We are all aware of the atrocities modelled by Alqaeda in Iraq, Syria, Afghanistan, Egypt and Mali. All these are indications of radicalized Muslims strategy of targeting places of worship to drive a wedge between faiths and ignite a conflict between muslims and non-muslims. And that is why many scholars have questioned the philosophical underpinning of human rights as both controversial and ambiguous because protection of fundamental rights means different things to different people in different parts of the world.
But let me be clear. The wars by alshabbab have international bearing because Muslims feel unrecognized in the global stage. Let me give examples, English is a universally spoken language. Most International Funding urgencies do not fund muslim world and have deliberate policies to marginalize the Muslims. Muslims feel demonized. Looking at the permanent five â€œp5â€ states within the UN Security Council, muslims do not conspicuously feature. Majority are English speaking countries. Somali being a clans based government with incessant political fragmentation needs different approaches and different strategies. The one fit all approaches to entrenching democracy and conflict resolution in Somali leaves a dent in the challenge of bringing lasting security in Somali.
The United Nations and African Union has within its power to reshape Somali and put it on the path of success and the Kenyan government or East Africa community in general can support the UN through giving informative intelligences. If we have to end the Alshabaabs wars then the world should do the following,
1. Develop Somali socially and economically through job creation and many of Muslims will focus in entrepreneurial activities and forego fighting.
2. Capacity build the clans in Somali on issues of peace and security. Exchange programs should be increased where radicalized Somali youths should visit parts of the world that believes in peaceful coexistence while upholding fundamental human rights of life.

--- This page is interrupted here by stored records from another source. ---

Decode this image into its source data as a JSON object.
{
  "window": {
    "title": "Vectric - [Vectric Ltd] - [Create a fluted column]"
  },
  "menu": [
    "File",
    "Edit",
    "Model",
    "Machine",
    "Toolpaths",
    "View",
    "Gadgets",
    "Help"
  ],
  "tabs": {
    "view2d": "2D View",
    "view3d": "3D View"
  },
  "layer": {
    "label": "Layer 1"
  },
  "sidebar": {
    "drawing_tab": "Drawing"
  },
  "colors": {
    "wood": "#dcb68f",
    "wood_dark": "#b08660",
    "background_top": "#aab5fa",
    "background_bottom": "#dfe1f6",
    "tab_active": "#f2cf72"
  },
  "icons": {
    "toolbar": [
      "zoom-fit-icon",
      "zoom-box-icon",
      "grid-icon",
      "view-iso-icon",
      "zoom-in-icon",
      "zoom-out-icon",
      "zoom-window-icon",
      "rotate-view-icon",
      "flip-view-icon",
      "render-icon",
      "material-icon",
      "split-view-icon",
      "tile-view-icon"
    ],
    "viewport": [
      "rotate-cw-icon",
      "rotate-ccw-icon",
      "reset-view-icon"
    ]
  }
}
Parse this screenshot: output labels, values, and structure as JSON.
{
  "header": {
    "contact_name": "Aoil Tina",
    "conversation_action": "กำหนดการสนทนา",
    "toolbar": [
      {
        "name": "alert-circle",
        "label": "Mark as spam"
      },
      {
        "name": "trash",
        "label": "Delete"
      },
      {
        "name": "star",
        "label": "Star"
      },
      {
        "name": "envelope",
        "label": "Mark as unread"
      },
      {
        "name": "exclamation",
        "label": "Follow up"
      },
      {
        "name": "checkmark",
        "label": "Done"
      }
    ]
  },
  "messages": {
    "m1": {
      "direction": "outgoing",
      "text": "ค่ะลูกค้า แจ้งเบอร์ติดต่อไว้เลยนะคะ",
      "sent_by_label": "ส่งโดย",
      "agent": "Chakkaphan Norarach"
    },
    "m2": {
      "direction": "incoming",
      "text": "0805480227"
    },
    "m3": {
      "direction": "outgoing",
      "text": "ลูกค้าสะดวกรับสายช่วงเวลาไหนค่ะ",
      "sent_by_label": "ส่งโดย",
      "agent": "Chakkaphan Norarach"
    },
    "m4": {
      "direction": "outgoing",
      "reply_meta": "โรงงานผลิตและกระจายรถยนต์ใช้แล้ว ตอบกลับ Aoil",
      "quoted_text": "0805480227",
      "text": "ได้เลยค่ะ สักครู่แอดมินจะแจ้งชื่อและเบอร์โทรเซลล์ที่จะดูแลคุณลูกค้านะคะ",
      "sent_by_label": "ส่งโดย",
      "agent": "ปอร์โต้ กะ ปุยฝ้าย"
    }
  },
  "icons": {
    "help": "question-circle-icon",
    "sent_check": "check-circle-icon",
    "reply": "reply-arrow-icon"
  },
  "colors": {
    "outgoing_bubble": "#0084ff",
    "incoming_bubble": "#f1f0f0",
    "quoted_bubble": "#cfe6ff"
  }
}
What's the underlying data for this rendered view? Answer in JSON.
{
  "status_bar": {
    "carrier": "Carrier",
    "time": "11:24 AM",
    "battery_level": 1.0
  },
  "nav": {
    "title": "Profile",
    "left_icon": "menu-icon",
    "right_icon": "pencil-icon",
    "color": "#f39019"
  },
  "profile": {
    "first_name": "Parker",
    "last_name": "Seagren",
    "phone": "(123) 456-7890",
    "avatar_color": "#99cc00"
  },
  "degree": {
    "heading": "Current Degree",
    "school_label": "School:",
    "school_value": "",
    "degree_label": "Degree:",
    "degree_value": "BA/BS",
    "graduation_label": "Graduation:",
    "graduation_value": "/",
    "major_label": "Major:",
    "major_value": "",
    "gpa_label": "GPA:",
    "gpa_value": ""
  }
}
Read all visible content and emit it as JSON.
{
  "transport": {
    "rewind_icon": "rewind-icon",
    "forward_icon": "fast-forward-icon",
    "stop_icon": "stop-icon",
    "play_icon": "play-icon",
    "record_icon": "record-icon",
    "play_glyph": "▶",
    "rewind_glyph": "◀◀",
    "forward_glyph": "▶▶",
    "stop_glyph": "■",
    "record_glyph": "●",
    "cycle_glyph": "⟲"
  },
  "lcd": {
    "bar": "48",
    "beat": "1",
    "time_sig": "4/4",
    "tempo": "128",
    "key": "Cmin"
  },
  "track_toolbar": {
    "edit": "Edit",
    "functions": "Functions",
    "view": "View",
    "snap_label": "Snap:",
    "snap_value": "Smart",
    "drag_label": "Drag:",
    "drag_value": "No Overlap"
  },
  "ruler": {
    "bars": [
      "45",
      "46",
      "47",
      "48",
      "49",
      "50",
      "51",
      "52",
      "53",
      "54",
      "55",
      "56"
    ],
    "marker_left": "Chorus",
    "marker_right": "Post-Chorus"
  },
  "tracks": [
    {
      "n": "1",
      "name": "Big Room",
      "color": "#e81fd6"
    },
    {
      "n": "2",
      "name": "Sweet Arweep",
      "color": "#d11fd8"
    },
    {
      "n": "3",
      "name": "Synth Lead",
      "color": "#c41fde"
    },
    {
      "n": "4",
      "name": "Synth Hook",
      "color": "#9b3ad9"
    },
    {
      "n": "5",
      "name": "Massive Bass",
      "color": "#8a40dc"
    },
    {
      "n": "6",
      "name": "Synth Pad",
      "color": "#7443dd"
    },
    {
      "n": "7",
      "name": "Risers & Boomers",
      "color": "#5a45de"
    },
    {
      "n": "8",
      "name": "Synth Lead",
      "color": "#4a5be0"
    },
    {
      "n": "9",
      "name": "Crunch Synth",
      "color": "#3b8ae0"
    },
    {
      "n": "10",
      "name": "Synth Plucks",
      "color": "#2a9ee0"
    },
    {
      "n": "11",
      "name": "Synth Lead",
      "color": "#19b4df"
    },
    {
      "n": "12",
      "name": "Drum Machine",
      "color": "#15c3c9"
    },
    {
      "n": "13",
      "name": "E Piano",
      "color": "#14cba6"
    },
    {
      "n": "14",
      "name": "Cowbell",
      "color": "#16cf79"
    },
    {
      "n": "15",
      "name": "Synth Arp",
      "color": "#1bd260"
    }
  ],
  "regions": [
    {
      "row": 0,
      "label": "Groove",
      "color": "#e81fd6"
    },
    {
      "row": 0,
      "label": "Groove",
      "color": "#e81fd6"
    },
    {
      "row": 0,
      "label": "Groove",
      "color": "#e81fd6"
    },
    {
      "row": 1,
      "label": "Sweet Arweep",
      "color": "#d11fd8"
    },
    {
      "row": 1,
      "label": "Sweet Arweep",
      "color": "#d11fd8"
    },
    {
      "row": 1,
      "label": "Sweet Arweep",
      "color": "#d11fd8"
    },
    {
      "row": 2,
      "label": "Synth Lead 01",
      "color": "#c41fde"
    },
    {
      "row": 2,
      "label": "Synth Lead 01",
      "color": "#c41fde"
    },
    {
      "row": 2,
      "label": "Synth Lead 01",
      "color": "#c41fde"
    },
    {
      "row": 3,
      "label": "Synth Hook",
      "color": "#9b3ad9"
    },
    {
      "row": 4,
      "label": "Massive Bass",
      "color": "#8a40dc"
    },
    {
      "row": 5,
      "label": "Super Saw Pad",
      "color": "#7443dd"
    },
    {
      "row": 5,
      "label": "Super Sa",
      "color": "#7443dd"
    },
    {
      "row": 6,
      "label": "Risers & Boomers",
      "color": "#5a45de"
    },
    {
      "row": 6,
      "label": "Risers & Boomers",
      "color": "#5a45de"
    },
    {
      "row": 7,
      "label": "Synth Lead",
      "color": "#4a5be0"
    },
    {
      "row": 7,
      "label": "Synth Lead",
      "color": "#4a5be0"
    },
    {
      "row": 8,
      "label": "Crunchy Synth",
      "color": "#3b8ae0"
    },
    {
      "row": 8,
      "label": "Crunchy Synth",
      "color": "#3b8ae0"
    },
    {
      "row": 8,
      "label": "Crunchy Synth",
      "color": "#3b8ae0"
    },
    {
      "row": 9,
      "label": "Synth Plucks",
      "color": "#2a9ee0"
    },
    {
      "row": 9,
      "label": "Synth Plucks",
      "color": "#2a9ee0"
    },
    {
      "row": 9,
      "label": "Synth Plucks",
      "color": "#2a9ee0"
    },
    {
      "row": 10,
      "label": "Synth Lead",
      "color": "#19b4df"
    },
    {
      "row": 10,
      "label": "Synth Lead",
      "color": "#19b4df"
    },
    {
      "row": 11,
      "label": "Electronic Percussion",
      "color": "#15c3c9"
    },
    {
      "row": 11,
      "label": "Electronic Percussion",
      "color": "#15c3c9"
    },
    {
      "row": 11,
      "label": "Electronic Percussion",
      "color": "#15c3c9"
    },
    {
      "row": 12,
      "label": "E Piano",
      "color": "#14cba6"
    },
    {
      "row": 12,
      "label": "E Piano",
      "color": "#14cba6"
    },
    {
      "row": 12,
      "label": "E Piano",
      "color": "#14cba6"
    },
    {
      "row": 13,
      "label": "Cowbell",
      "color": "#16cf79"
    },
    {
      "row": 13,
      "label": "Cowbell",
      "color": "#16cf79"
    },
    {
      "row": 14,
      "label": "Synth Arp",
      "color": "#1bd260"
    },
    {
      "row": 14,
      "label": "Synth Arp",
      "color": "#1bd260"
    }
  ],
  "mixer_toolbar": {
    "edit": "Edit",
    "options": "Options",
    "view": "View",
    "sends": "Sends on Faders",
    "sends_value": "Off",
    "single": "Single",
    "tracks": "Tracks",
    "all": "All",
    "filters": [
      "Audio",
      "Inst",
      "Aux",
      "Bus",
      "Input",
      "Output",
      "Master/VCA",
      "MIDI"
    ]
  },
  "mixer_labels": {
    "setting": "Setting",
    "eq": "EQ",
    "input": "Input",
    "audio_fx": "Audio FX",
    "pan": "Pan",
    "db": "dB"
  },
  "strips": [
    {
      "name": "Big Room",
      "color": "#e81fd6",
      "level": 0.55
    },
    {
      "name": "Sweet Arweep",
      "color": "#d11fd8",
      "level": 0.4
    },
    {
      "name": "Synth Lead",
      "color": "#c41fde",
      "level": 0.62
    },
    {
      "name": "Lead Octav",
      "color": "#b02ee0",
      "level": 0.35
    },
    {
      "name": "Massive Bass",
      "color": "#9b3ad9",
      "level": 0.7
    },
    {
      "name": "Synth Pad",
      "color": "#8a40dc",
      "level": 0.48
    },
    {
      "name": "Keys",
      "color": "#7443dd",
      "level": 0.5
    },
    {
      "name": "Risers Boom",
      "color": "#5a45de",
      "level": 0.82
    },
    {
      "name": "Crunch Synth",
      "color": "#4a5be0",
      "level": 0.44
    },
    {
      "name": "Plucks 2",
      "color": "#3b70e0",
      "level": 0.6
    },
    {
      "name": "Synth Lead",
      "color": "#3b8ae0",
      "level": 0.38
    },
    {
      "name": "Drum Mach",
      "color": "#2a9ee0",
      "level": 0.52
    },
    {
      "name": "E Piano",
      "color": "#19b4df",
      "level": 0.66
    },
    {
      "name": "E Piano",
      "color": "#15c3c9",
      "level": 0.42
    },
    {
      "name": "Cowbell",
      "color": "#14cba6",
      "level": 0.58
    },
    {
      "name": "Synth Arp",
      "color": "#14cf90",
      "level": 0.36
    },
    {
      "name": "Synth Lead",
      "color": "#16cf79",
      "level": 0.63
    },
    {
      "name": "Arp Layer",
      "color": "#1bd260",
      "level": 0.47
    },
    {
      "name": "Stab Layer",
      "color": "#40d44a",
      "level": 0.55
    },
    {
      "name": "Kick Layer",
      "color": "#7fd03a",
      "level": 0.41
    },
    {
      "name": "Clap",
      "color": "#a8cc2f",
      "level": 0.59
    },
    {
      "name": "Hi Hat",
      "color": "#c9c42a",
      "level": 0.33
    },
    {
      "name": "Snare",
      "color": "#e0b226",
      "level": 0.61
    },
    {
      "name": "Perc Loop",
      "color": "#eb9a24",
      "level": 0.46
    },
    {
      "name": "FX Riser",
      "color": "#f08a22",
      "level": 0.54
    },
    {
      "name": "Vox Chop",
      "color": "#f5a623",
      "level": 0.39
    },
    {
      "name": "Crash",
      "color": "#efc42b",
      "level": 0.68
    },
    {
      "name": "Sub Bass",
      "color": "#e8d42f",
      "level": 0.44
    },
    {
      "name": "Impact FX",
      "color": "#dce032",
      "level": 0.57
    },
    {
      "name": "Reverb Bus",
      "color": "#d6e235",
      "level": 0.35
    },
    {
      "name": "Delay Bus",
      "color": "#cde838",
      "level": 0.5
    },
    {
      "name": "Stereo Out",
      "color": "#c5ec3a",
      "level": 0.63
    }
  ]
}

3. Increase technological advances in Somalis. This shall help track down the warlords. Tap the geniusesâ€™ knowledge and skills of Juliana Assange, Mark Zuckerberg among other technology savvy for consultancy services in Somali and make them part of the government advisers on ICTs.
4. Strengthen Nyumba Kumi initiative to help identify Alshabaab sympathizers for rehabilitization.
5. Give success stories about successful Somalis around the world who are in leadership positions and are peaceful coexisting with non-muslim brothers across the world. We have good number of them in Kenya.
6. Let most countries both Muslims led and Christian led build embassies in Somali to strengthen diplomatic relations.
7. East African community should Introduces curriculum on conflicts and religious radicalization lessons right from class one to the universities as a common course.
8. The media should share with the world openly the real gains made my AMISON in Somali. Little information is being shared to the public as watch dogs.
9. Muslim leaders across the world should condemn the uncluttered killings of civilians by radicalized Muslims in TVs without intellectual dishonesty or moral hypocrisy
10. The Permanent 5 states within the UN security should visit Somali and speak firmly on issues of war and especially peace. Their presence will rally the world against radicalized Muslims.
11. Kenyan porous borders to be closed. And build military bases at war torn areas.
Now the premise of my argument is based on the common believe that we are all caught up in an inescapable network of mutuality. That as citizens we have no choice but share our honest opinions about war on terror. We are all bound on a single garment of destiny and assuming or having a wishful thinking that somehow the war will end by itself is a tragedy. It would amount to flawed thinking and utter ignorance.
NB; Chemoiywo Edwin holds a Master of Science in Development studies from Moi University. He is an organizational development specialist and a Consultant. He is currently consulting with Digital partnersâ€™ foundation.